**Stored data**
§
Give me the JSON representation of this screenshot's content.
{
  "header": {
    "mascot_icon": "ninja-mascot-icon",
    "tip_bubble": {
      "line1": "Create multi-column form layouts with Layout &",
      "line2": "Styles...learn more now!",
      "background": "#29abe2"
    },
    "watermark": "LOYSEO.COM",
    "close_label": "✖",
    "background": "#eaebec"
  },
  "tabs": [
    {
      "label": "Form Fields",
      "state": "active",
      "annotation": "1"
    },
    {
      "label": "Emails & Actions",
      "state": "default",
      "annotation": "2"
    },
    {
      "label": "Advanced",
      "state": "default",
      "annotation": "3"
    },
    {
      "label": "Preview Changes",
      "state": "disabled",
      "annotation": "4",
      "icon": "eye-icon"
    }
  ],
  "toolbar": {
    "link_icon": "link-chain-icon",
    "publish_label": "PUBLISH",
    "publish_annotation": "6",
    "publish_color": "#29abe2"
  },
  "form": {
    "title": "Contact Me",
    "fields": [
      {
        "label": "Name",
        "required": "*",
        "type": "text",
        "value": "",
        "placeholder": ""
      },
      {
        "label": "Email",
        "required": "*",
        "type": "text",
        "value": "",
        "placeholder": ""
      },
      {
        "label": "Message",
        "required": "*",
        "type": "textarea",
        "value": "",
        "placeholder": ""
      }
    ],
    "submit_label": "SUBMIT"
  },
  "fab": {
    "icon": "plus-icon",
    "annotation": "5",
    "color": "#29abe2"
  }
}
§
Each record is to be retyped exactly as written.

Give me the JSON representation of this screenshot's content.
{
  "header": {
    "mascot_icon": "ninja-mascot-icon",
    "tip_bubble": {
      "line1": "Create multi-column form layouts with Layout &",
      "line2": "Styles...learn more now!",
      "background": "#29abe2"
    },
    "watermark": "LOYSEO.COM",
    "close_label": "✖",
    "background": "#eaebec"
  },
  "tabs": [
    {
      "label": "Form Fields",
      "state": "active",
      "annotation": "1"
    },
    {
      "label": "Emails & Actions",
      "state": "default",
      "annotation": "2"
    },
    {
      "label": "Advanced",
      "state": "default",
      "annotation": "3"
    },
    {
      "label": "Preview Changes",
      "state": "disabled",
      "annotation": "4",
      "icon": "eye-icon"
    }
  ],
  "toolbar": {
    "link_icon": "link-chain-icon",
    "publish_label": "PUBLISH",
    "publish_annotation": "6",
    "publish_color": "#29abe2"
  },
  "form": {
    "title": "Contact Me",
    "fields": [
      {
        "label": "Name",
        "required": "*",
        "type": "text",
        "value": "",
        "placeholder": ""
      },
      {
        "label": "Email",
        "required": "*",
        "type": "text",
        "value": "",
        "placeholder": ""
      },
      {
        "label": "Message",
        "required": "*",
        "type": "textarea",
        "value": "",
        "placeholder": ""
      }
    ],
    "submit_label": "SUBMIT"
  },
  "fab": {
    "icon": "plus-icon",
    "annotation": "5",
    "color": "#29abe2"
  }
}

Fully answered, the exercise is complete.